We have been working with the UK Open University to ensure a proper academic study grounded in substantial research, and that can be published; our aim in this is to try to establish some of the causes and maybe, in some small way, help find some solutions to the abuse of small children. We are co-funding this programme with the Open University.

In 2007 we appointed Kgauhelo, our student, and she has now begun her fieldwork in South Africa. We are all really excited about this programme and what will emerge.

Lesley Rudd
Chief Executive
the infant trust

Our researcher Kgauhelo BIOGRAPHY



There was loud shouting of slogans “Black power” coming from Merafe station in Soweto and these we heard from our school, Phenyo Combined School. It was the beginning of the biggest political uprisings in the history of South Africa, June 16 1976. Born in 1963 in Central Western Jabavu, I was thirteen years old and had no clue what was going on and this raised my political awareness.

During my school years in 1978, I worked at a confectionary in Oriental Plaza, Braamfontein where I was kicked on my bum whilst scrubbing the floors by the owner’s wife. I learned that our mothers, working as labourers, suffer in silence to earn a living to raise us. I vowed to be educated so that no one will ever get a chance to kick me again. I matriculated in 1981 in Soweto, Mapetla High School.

I qualified as a social worker in 1985. I got a job as a community development officer in a farm in Potgietersrus in 1987. Working as a social worker since 1989 to 1996 put me in the frontline where I dealt with child sexual abuse and threats from parents as I intervened. I enjoyed this field and as a result have given awareness talks in communities on the subject.

My pursuit for knowledge continued as I obtained two degrees in 1994 and 2000 (BA SS Hons and MA SS in Mental Health).

I continuously search for challenges in life and in 1996 I moved to work for the Non Profit Sector as a programme manager from 1997 to 2002 gaining a lot of research, management and finance skills as a rural development activist. I moved to London in 2004 to explore the world and learn further.

The dream I shared with my late father became a reality as I took the first steps in my journey as a PhD student with Open University in 2007 October. I plan to explore issues of Child Sexual Abuse on Preschool Children in South Africa. I choose Limpopo as my area of focus because I believe there is a need.

Supporting me on my journey is my husband and two wonderful sons.

Our project locations

Map of South Africa

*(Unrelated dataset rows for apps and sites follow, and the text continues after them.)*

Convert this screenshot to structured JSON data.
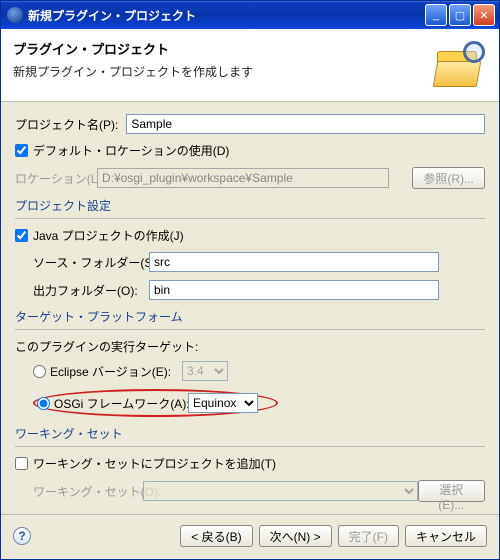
{
  "window": {
    "title": "新規プラグイン・プロジェクト"
  },
  "header": {
    "title": "プラグイン・プロジェクト",
    "subtitle": "新規プラグイン・プロジェクトを作成します"
  },
  "project": {
    "name_label": "プロジェクト名(P):",
    "name_value": "Sample"
  },
  "location": {
    "use_default_label": "デフォルト・ロケーションの使用(D)",
    "loc_label": "ロケーション(L):",
    "loc_value": "D:¥osgi_plugin¥workspace¥Sample",
    "browse_btn": "参照(R)..."
  },
  "project_settings": {
    "group_title": "プロジェクト設定",
    "create_java_label": "Java プロジェクトの作成(J)",
    "src_label": "ソース・フォルダー(S):",
    "src_value": "src",
    "out_label": "出力フォルダー(O):",
    "out_value": "bin"
  },
  "target": {
    "group_title": "ターゲット・プラットフォーム",
    "runtime_label": "このプラグインの実行ターゲット:",
    "eclipse_label": "Eclipse バージョン(E):",
    "eclipse_value": "3.4",
    "osgi_label": "OSGi フレームワーク(A):",
    "osgi_value": "Equinox"
  },
  "working_set": {
    "group_title": "ワーキング・セット",
    "add_label": "ワーキング・セットにプロジェクトを追加(T)",
    "ws_label": "ワーキング・セット(O):",
    "select_btn": "選択(E)..."
  },
  "footer": {
    "back": "< 戻る(B)",
    "next": "次へ(N) >",
    "finish": "完了(F)",
    "cancel": "キャンセル"
  }
}
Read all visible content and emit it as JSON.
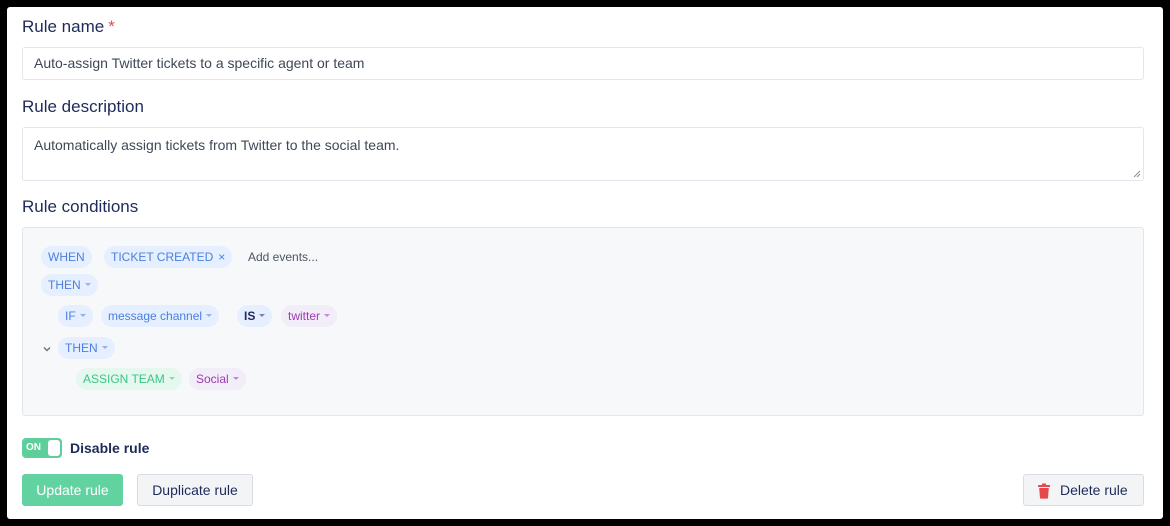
{
  "rule_name": {
    "label": "Rule name",
    "required_marker": "*",
    "value": "Auto-assign Twitter tickets to a specific agent or team"
  },
  "rule_description": {
    "label": "Rule description",
    "value": "Automatically assign tickets from Twitter to the social team."
  },
  "rule_conditions": {
    "label": "Rule conditions",
    "when_label": "WHEN",
    "event_chip": "TICKET CREATED",
    "event_remove": "×",
    "add_events_placeholder": "Add events...",
    "then_label": "THEN",
    "if_label": "IF",
    "field_label": "message channel",
    "operator_label": "IS",
    "value_label": "twitter",
    "nested_then_label": "THEN",
    "action_label": "ASSIGN TEAM",
    "action_value": "Social"
  },
  "toggle": {
    "state_text": "ON",
    "label": "Disable rule"
  },
  "buttons": {
    "update": "Update rule",
    "duplicate": "Duplicate rule",
    "delete": "Delete rule"
  },
  "icons": {
    "trash": "trash-icon",
    "collapse": "chevron-down-icon",
    "caret": "caret-down-icon",
    "remove": "close-icon"
  },
  "colors": {
    "primary_green": "#63d2a1",
    "label_navy": "#1e2a5a",
    "chip_blue": "#4a7fe0",
    "chip_purple": "#9a3bb0",
    "chip_green": "#3cc585",
    "danger_red": "#e5484d"
  }
}
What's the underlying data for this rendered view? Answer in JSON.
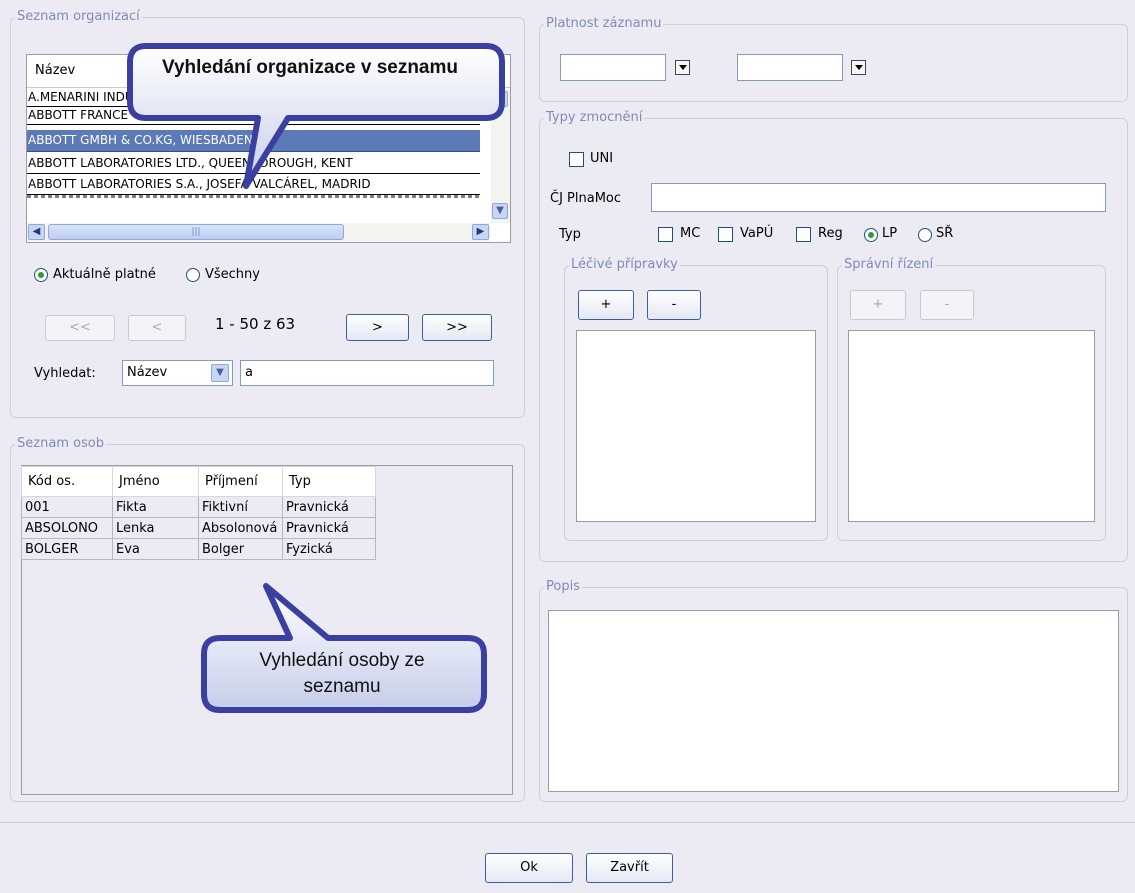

We are not sending any more toys to South Africa. If you would like to donate then please contact the lovely people at:

We are proud and honoured that our work has been recognised by the UK Prime Minister, and that he has given Lesley his Point of Light award, stating
With the Infant Trust Lesley has empowered thousands of women across South Africa to protect and safeguard children in their communities. The education and training she has provided has helped to improve the lives of over 800,000 children, tackling the violence and abuse that affects too many of them in their early years. As we mark International Women’s Day this week I am delighted to recognise all that Lesley has done.”
You can find the full story at
Why are so many small children abused by male perpetrators in South Africa? Our researcher interviewed 27 perpetrators in prison in South Africa; all are in jail after being found guilty of some of the most terrible crimes against some of the most vulnerable children – some as young as a few days old. Those interviewed are all men aged between 16 years and 84 years old, and all have brutalised and raped at least one child. But the findings aren’t maybe what we might expect – it makes interesting reading.  We have been funding research into this for 5 years and it is finally finished and published .

Our flagship Caring for Crèches programme has reached into some of the poorest communities in five of the nine provinces in South Africa and we have crèche leaders everywhere clamouring for the training. We have now trained over 2,200 people and they in turn have already positively impacted on the lives of over 160,000 children … and will continue to help many hundreds more children for years to come